Man, ain’t that the truth.  We’re all getting by on houses made of straw.  Find on a sunny day, but when the wolf comes calling:

Estimated 1.5 Million in U.S. With Mental Illness and Developmental Disability Face Challenges in Getting Coordinated Treatment

We’re not sure who was the first to christen the carpet in the family room.  It might have been the dog or it may have been one of the boys.  But suffice it to say, it stinks.  The only reason we’re not ripping it up right now is because it’s winter and we can deodorize it for the time being.  My goal is to stop the christening process before we waste good money on a new carpet (Hell, maybe I’ll just buy those carpet squares so I can swap it out as needed.).

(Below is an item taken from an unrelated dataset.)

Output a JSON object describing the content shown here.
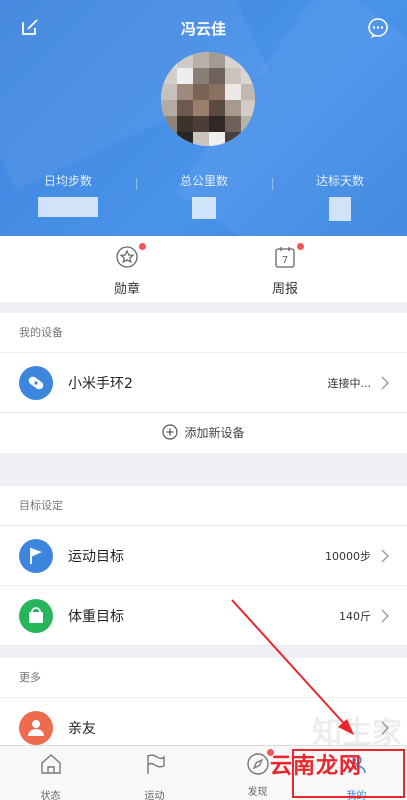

It just seems to me before everyone gets all excited about the boys programs or IEP reports, we should be able to have a conversation about proper hygiene (see the above subject title).  I mean for crying out loud, is that too much to ask?


Wow, I didn’t make one post last month.  At some point, you need to decide if you’re going to continue this blog or just shut it down.  For the past year, I’ve mostly just posted relevant articles, but stayed clear of my own life with my twin autistic boys.  Sometimes, it’s easier to keep autism at a distance.  For this year (Yes, I’m committed to one more year), I will look to make more personal comments.

Susan asked me this morning (at 6am for God’s Sake!) to fill in the boys worksheets basically detailing what they did on Winter Break.  I wrote about swimming, sledding and visiting family members.  But I was embarrassed to think of how little time was working with them and helping them advance their limited social and cognitive skills.

It’s easy to take all the praise from friends and family about what a great job you’re doing.  But then you find yourself taking a deep look and realizing you could do a lot better.

I don’t know about the rest of you but I will make a conscious effort to sit down with the boys and make measurable progress on “something”. Whether it’s reading, math, chores or recognizing social expressions.

At the end of the day, we can all do better, especially this dad.